After graduated from Minnan Buddhist Institute, Ven. Dongchu then became dean of the prestigious school Jiaoshan Buddhist Institute. At the same time, he was abbot of the Dinghui Monastery in Zhenjiang, Jiangsu province. Dinghui Monastery (Monastery of Samadhi and Wisdom) was a very famous Ch'an monastery in China, it stands on an island in the Yangtze River, on a hill called Floating Jade Mountain. It was first built around 194-195 CE and changed names several times before finally became Dinghui Monastery during Qing Dynasty. He also taught classes at several other Buddhist institutes, including Jingan Si(Quiet Calm) Academy in Shanghai – at which young Sheng-yen, who was studying there, first encountered him. Ven. Dongchu had a reputation as a progressive thinker who, unlike most monks at his time, wouldn't hesitate to criticize others. He was also known as a fierce teacher and his students gave him the nickname the 'Big Gun'. His paradigm was much influence by his teacher, Taixu.

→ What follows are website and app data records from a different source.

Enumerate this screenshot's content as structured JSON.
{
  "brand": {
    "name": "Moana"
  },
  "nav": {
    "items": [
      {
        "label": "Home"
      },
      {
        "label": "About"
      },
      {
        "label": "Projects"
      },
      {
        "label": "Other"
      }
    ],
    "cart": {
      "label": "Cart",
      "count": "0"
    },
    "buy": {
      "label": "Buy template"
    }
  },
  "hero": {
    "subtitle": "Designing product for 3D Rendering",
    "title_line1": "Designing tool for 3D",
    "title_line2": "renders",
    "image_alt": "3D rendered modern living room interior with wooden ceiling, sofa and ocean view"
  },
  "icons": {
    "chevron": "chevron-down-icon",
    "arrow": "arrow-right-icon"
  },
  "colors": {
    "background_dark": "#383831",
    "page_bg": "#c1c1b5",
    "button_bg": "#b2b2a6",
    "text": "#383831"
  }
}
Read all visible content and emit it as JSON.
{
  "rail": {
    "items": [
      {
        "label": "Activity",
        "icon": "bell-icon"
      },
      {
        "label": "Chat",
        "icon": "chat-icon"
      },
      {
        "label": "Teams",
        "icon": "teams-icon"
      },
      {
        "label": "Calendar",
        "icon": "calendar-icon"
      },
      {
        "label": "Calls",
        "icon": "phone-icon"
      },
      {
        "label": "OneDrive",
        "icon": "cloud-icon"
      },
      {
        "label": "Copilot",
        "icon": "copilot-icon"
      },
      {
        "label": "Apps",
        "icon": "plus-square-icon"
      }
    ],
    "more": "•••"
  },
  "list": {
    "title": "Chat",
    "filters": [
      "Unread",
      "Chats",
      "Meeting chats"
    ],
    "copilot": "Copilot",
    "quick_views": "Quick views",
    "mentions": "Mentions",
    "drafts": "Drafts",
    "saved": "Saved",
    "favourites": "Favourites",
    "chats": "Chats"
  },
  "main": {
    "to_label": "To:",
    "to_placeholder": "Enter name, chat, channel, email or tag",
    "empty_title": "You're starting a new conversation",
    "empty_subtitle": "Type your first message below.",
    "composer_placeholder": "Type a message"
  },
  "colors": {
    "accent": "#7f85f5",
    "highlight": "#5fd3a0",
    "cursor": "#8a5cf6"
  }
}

He also became the first permanent council member in the Buddhist Association of the Republic of China in 1947. In 1976, Ven. Dongchu had a chance to visit his disciple Ven. Sheng-yen at New York. Ven. Sheng-yen was an abbot of a small monastery at the Bronx and he succeeded to gain a number of Western followers. They both had parted long before. Ven. Sheng-yen went to six-years solitary retreat in 1961. He then studied in Japan for some years and earned doctorate degree before arriving in United States. Ven. Dongchu died in 1977 in sitting position with no clear illness.